Boasting about your weekly maid that comes and cleans your house is just so, so very uninteresting. Literally. It's about as interesting to me as all the in-utero fruit-sized babies that grace my Facebook feed. Show me how you work your ass off, volunteer at your child's school, make a house a home and know how to mow a lawn. Now I'm impressed.
It's exhausting playing the game of keep up and show and tell. I was at a dinner once where someone mentioned a vacation they had just gotten back from. Someone else at the table piped in with a lavish vacation that they had just taken last month. And I kid you not, then someone entirely else told us of how he is going on a vacation for three weeks "just because he can." It went back and forth and forth and back with these three people and then a few more joined in and everyone was trying to state their case that their vacation spot was the most extravagant and otherworldly and the one-upping that was going on just about did me in for humanity.
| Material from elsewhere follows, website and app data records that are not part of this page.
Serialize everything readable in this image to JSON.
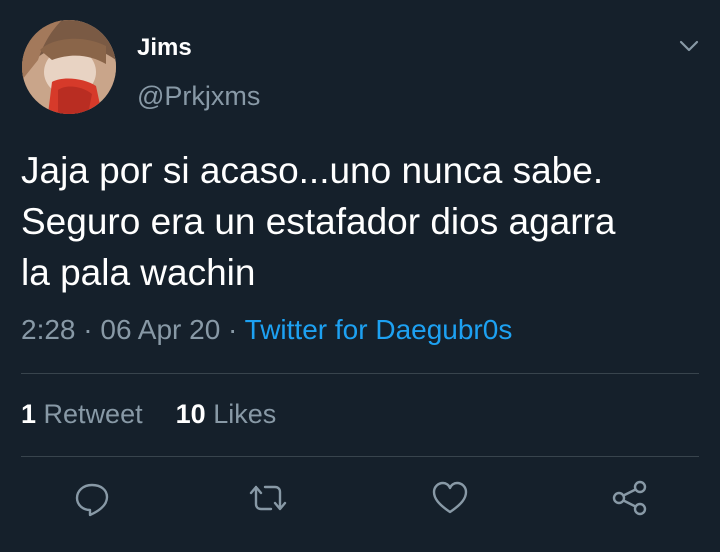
{
  "author": {
    "name": "Jims",
    "handle": "@Prkjxms",
    "avatar_icon": "profile-photo"
  },
  "tweet": {
    "text": "Jaja por si acaso...uno nunca sabe.\nSeguro era un estafador dios agarra\nla pala wachin",
    "time": "2:28",
    "separator": "·",
    "date": "06 Apr 20",
    "source": "Twitter for Daegubr0s"
  },
  "stats": {
    "retweets_count": "1",
    "retweets_label": "Retweet",
    "likes_count": "10",
    "likes_label": "Likes"
  },
  "actions": [
    "reply-icon",
    "retweet-icon",
    "like-icon",
    "share-icon"
  ],
  "colors": {
    "background": "#15202b",
    "primary_text": "#ffffff",
    "secondary_text": "#8899a6",
    "link": "#1da1f2",
    "divider": "#38444d"
  }
}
One-upping. Also known as: no one cares.
I mentioned that my family likes to go camping during the summer and you should have seen the looks of pity thrown my way. (I would like to also mention that I don't attend those kind of dinners anymore. I prefer to eat my food sans the salty taste of over-inflated pride, thank you.)
It's like the time Rob and I went to Vegas one year and stayed in one of the nicest hotels on the strip (see here). It was a blast, we felt like high fliers and we had the time of our lives. Things change however, and the next time we were able to make it to Vegas, we ended up staying in probably one of the cheapest most beat down hotels on the strip (see here). It was still a blast, we still felt like high fliers and we still had the time of our lives. Because it didn't matter to us where we stayed, how much our room was, or how many stars our hotel was rated. We had a real good time with real good people and the same real hot sun shined upon us all.
Keeping up with the Joneses? Ppsssshh. More like schlepping it with the Smiths. It's so much more fun, believe you me.
Look. Having nice things obviously doesn't make someone a bad person. But if those things define you, then I'd say you've got a problem. If you feel the need to show off and grandstand with all your stuffs...well then, you have fun with that.
I'll just be over here in my camping chair. With true friends, a warm bonfire and worn-out Uggs.
You know, in the real lap of luxury. *wink